# Activity
The data below is to be written out exactly, with no pictures.

# Data under study

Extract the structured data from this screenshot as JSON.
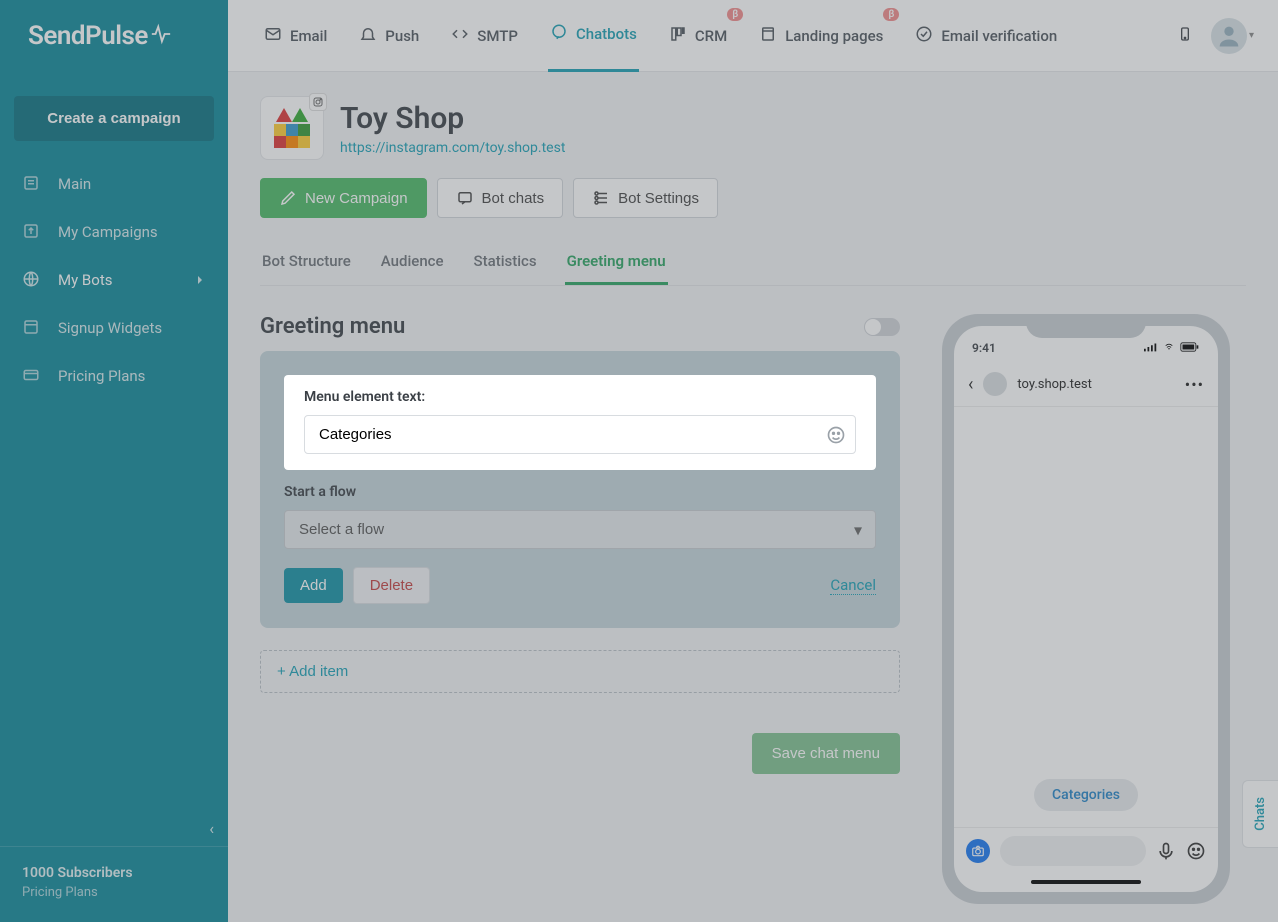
{
  "brand": "SendPulse",
  "sidebar": {
    "create_label": "Create a campaign",
    "items": [
      {
        "label": "Main"
      },
      {
        "label": "My Campaigns"
      },
      {
        "label": "My Bots"
      },
      {
        "label": "Signup Widgets"
      },
      {
        "label": "Pricing Plans"
      }
    ],
    "footer_title": "1000 Subscribers",
    "footer_sub": "Pricing Plans"
  },
  "topnav": {
    "items": [
      {
        "label": "Email"
      },
      {
        "label": "Push"
      },
      {
        "label": "SMTP"
      },
      {
        "label": "Chatbots",
        "active": true
      },
      {
        "label": "CRM",
        "beta": true
      },
      {
        "label": "Landing pages",
        "beta": true
      },
      {
        "label": "Email verification"
      }
    ],
    "beta_badge": "β"
  },
  "page": {
    "title": "Toy Shop",
    "url": "https://instagram.com/toy.shop.test",
    "actions": {
      "new_campaign": "New Campaign",
      "bot_chats": "Bot chats",
      "bot_settings": "Bot Settings"
    },
    "tabs": [
      {
        "label": "Bot Structure"
      },
      {
        "label": "Audience"
      },
      {
        "label": "Statistics"
      },
      {
        "label": "Greeting menu",
        "active": true
      }
    ]
  },
  "greeting": {
    "section_title": "Greeting menu",
    "menu_text_label": "Menu element text:",
    "menu_text_value": "Categories",
    "start_flow_label": "Start a flow",
    "start_flow_placeholder": "Select a flow",
    "add_label": "Add",
    "delete_label": "Delete",
    "cancel_label": "Cancel",
    "add_item_label": "+ Add item",
    "save_label": "Save chat menu"
  },
  "phone": {
    "time": "9:41",
    "profile_name": "toy.shop.test",
    "chip_label": "Categories"
  },
  "chats_tab": "Chats"
}
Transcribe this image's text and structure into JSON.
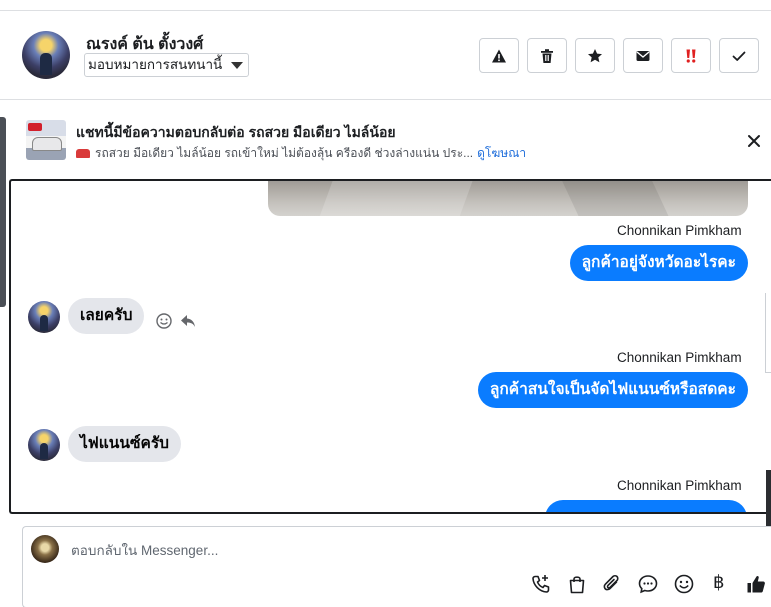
{
  "header": {
    "contact_name": "ณรงค์ ต้น ตั้งวงศ์",
    "assign_label": "มอบหมายการสนทนานี้",
    "toolbar": [
      {
        "name": "report-spam-button",
        "icon": "warning-triangle-icon"
      },
      {
        "name": "delete-button",
        "icon": "trash-icon"
      },
      {
        "name": "star-button",
        "icon": "star-icon"
      },
      {
        "name": "mark-unread-button",
        "icon": "envelope-icon"
      },
      {
        "name": "follow-up-button",
        "icon": "double-exclamation-icon"
      },
      {
        "name": "mark-done-button",
        "icon": "checkmark-icon"
      }
    ]
  },
  "ad_banner": {
    "title": "แชทนี้มีข้อความตอบกลับต่อ รถสวย มือเดียว ไมล์น้อย",
    "subtitle": "รถสวย มือเดียว ไมล์น้อย รถเข้าใหม่ ไม่ต้องลุ้น ครีองดี ช่วงล่างแน่น ประ...",
    "link": "ดูโฆษณา",
    "close_icon": "close-icon"
  },
  "conversation": {
    "messages": [
      {
        "sender": "Chonnikan Pimkham",
        "direction": "outgoing",
        "text": "ลูกค้าอยู่จังหวัดอะไรคะ"
      },
      {
        "direction": "incoming",
        "text": "เลยครับ"
      },
      {
        "sender": "Chonnikan Pimkham",
        "direction": "outgoing",
        "text": "ลูกค้าสนใจเป็นจัดไฟแนนซ์หรือสดคะ"
      },
      {
        "direction": "incoming",
        "text": "ไฟแนนซ์ครับ"
      },
      {
        "sender": "Chonnikan Pimkham",
        "direction": "outgoing",
        "text": ""
      }
    ]
  },
  "composer": {
    "placeholder": "ตอบกลับใน Messenger...",
    "value": "",
    "icons": [
      "phone-plus-icon",
      "shopping-bag-icon",
      "paperclip-icon",
      "saved-reply-icon",
      "emoji-icon",
      "baht-icon",
      "thumbs-up-icon"
    ],
    "baht_symbol": "฿"
  },
  "colors": {
    "outgoing_bubble": "#0a7cff",
    "incoming_bubble": "#e4e6eb",
    "link": "#216fdb",
    "follow_up_icon": "#e02020"
  }
}
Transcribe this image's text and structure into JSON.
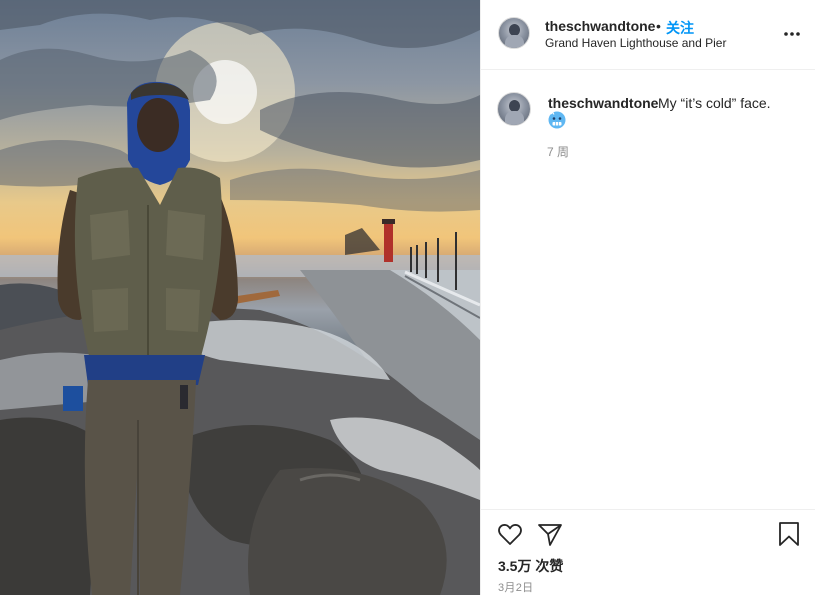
{
  "post": {
    "photo_alt": "Man in hooded jacket standing on rocks at Grand Haven Lighthouse and Pier at sunset",
    "header": {
      "username": "theschwandtone",
      "separator": "•",
      "follow_label": "关注",
      "location": "Grand Haven Lighthouse and Pier",
      "more_icon": "more-horizontal-icon"
    },
    "caption": {
      "username": "theschwandtone",
      "text": "My “it’s cold” face.",
      "emoji": "cold-face-emoji",
      "time_ago": "7 周"
    },
    "actions": {
      "like_icon": "heart-icon",
      "share_icon": "paper-plane-icon",
      "save_icon": "bookmark-icon",
      "likes": "3.5万 次赞",
      "date": "3月2日"
    }
  },
  "colors": {
    "accent": "#0095f6",
    "text": "#262626",
    "muted": "#8e8e8e",
    "divider": "#efefef"
  }
}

# Solution
Extract the structured data from this screenshot as JSON.
{
  "brand": "SendPulse",
  "sidebar": {
    "create_label": "Create a campaign",
    "items": [
      {
        "label": "Main"
      },
      {
        "label": "My Campaigns"
      },
      {
        "label": "My Bots"
      },
      {
        "label": "Signup Widgets"
      },
      {
        "label": "Pricing Plans"
      }
    ],
    "footer_title": "1000 Subscribers",
    "footer_sub": "Pricing Plans"
  },
  "topnav": {
    "items": [
      {
        "label": "Email"
      },
      {
        "label": "Push"
      },
      {
        "label": "SMTP"
      },
      {
        "label": "Chatbots",
        "active": true
      },
      {
        "label": "CRM",
        "beta": true
      },
      {
        "label": "Landing pages",
        "beta": true
      },
      {
        "label": "Email verification"
      }
    ],
    "beta_badge": "β"
  },
  "page": {
    "title": "Toy Shop",
    "url": "https://instagram.com/toy.shop.test",
    "actions": {
      "new_campaign": "New Campaign",
      "bot_chats": "Bot chats",
      "bot_settings": "Bot Settings"
    },
    "tabs": [
      {
        "label": "Bot Structure"
      },
      {
        "label": "Audience"
      },
      {
        "label": "Statistics"
      },
      {
        "label": "Greeting menu",
        "active": true
      }
    ]
  },
  "greeting": {
    "section_title": "Greeting menu",
    "menu_text_label": "Menu element text:",
    "menu_text_value": "Categories",
    "start_flow_label": "Start a flow",
    "start_flow_placeholder": "Select a flow",
    "add_label": "Add",
    "delete_label": "Delete",
    "cancel_label": "Cancel",
    "add_item_label": "+ Add item",
    "save_label": "Save chat menu"
  },
  "phone": {
    "time": "9:41",
    "profile_name": "toy.shop.test",
    "chip_label": "Categories"
  },
  "chats_tab": "Chats"
}
Transcribe this image's text and structure into JSON.
{
  "header": {
    "contact_name": "ณรงค์ ต้น ตั้งวงศ์",
    "assign_label": "มอบหมายการสนทนานี้",
    "toolbar": [
      {
        "name": "report-spam-button",
        "icon": "warning-triangle-icon"
      },
      {
        "name": "delete-button",
        "icon": "trash-icon"
      },
      {
        "name": "star-button",
        "icon": "star-icon"
      },
      {
        "name": "mark-unread-button",
        "icon": "envelope-icon"
      },
      {
        "name": "follow-up-button",
        "icon": "double-exclamation-icon"
      },
      {
        "name": "mark-done-button",
        "icon": "checkmark-icon"
      }
    ]
  },
  "ad_banner": {
    "title": "แชทนี้มีข้อความตอบกลับต่อ รถสวย มือเดียว ไมล์น้อย",
    "subtitle": "รถสวย มือเดียว ไมล์น้อย รถเข้าใหม่ ไม่ต้องลุ้น ครีองดี ช่วงล่างแน่น ประ...",
    "link": "ดูโฆษณา",
    "close_icon": "close-icon"
  },
  "conversation": {
    "messages": [
      {
        "sender": "Chonnikan Pimkham",
        "direction": "outgoing",
        "text": "ลูกค้าอยู่จังหวัดอะไรคะ"
      },
      {
        "direction": "incoming",
        "text": "เลยครับ"
      },
      {
        "sender": "Chonnikan Pimkham",
        "direction": "outgoing",
        "text": "ลูกค้าสนใจเป็นจัดไฟแนนซ์หรือสดคะ"
      },
      {
        "direction": "incoming",
        "text": "ไฟแนนซ์ครับ"
      },
      {
        "sender": "Chonnikan Pimkham",
        "direction": "outgoing",
        "text": ""
      }
    ]
  },
  "composer": {
    "placeholder": "ตอบกลับใน Messenger...",
    "value": "",
    "icons": [
      "phone-plus-icon",
      "shopping-bag-icon",
      "paperclip-icon",
      "saved-reply-icon",
      "emoji-icon",
      "baht-icon",
      "thumbs-up-icon"
    ],
    "baht_symbol": "฿"
  },
  "colors": {
    "outgoing_bubble": "#0a7cff",
    "incoming_bubble": "#e4e6eb",
    "link": "#216fdb",
    "follow_up_icon": "#e02020"
  }
}
Transcribe this image's text and structure into JSON.
{
  "post": {
    "photo_alt": "Man in hooded jacket standing on rocks at Grand Haven Lighthouse and Pier at sunset",
    "header": {
      "username": "theschwandtone",
      "separator": "•",
      "follow_label": "关注",
      "location": "Grand Haven Lighthouse and Pier",
      "more_icon": "more-horizontal-icon"
    },
    "caption": {
      "username": "theschwandtone",
      "text": "My “it’s cold” face.",
      "emoji": "cold-face-emoji",
      "time_ago": "7 周"
    },
    "actions": {
      "like_icon": "heart-icon",
      "share_icon": "paper-plane-icon",
      "save_icon": "bookmark-icon",
      "likes": "3.5万 次赞",
      "date": "3月2日"
    }
  },
  "colors": {
    "accent": "#0095f6",
    "text": "#262626",
    "muted": "#8e8e8e",
    "divider": "#efefef"
  }
}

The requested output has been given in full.